probably a bad habit i learned but why why is "attend" conjugated with the "s" at the end? I thought only the "tu" conjugation has the "s"
Not a bad habit, since it is valid for all verbs of 1st group: all with infinitive in -er (except aller):
- je mange, j'appelle, je nage, j'appelle...
For all verbs of 2nd group (infinitive in -ir and 1st person plural in -issons) and 3rd group (all the rest), 1st person singular takes an -s in present:
je finis, je choisis, je nourris, j'obéis (2nd group)
aller = je vais, venir = je viens, sentir = je sens, dormir = je dors... (3rd group)
irregular verbs: je veux, je vaux, je peux
Why is it not "J'attends pour ma nourriture"? Perhaps it doesn't translate exactly, but is the above sentence not "I am waiting my food"?
In English you "wait for" something.
French verb "attendre" is transitive, like "await" in English. So no preposition needed and a direct object.
I have to thank you for specifically using the word await there, that helped me loads with my understanding of this verb.
Thanks that helps clear it up. Quick question: Is "attendre" always transitive? Does there always have to be something you're waiting for either implied or stated?
If someone asked, "What is he doing?". Could you just say, "Il attend."?
Thanks, can most verbs be used in that way too?
ie. "How does he get to work?". -> "Il conduit."
No, because "conduire" and other ways of transportation are not used that way.
- how does he get to work? -> en voiture (by car), à pied (on foot), en bus (by bus)
Oh, is that an exception just for transportation?
Would this be a better example: "How is he so smart?". -> "il lit."
"wait" requires preposition "for" (whereas "attendre" is directly transitive)
So, how are the right version of this question? In french and in english?
j'attends ma nourriture = I am waiting for my food (what is written at the top of this page)
I have the same problem They type I am awaiting my food What does it mean ?
I am currently doing a test. Why am I getting vocabulary which I have not been given in any of the previous lessons?

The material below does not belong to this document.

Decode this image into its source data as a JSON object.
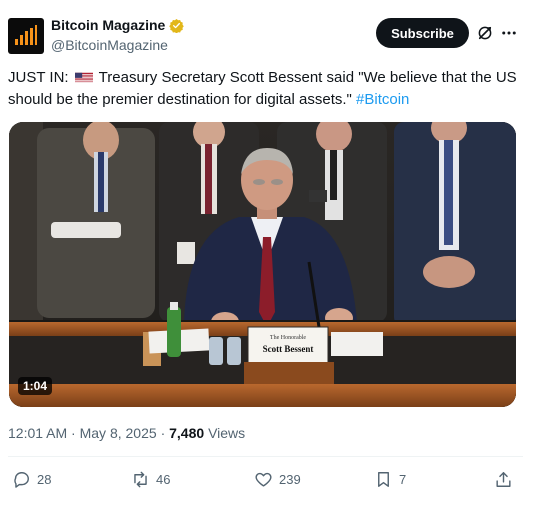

Hm, I guess it's not the most grammatically elegant thing, but English speakers would also say, "I am waiting on my food." It means the same thing here, I think it should be counted correct.
"attendre" is a 3rd group verb, with 1st person singular getting an -s:
j'attends, tu attends, il/elle/on attend, nous attendons, vous attendez, ils/elles attendent
So "I am expect my food" is right, but "I am expecting my food is wrong" ? Can someone please explain?
I am waiting for my food...I am waiting on my food. Isn't both sentence quite similar. I typed the first one but it was not accepted.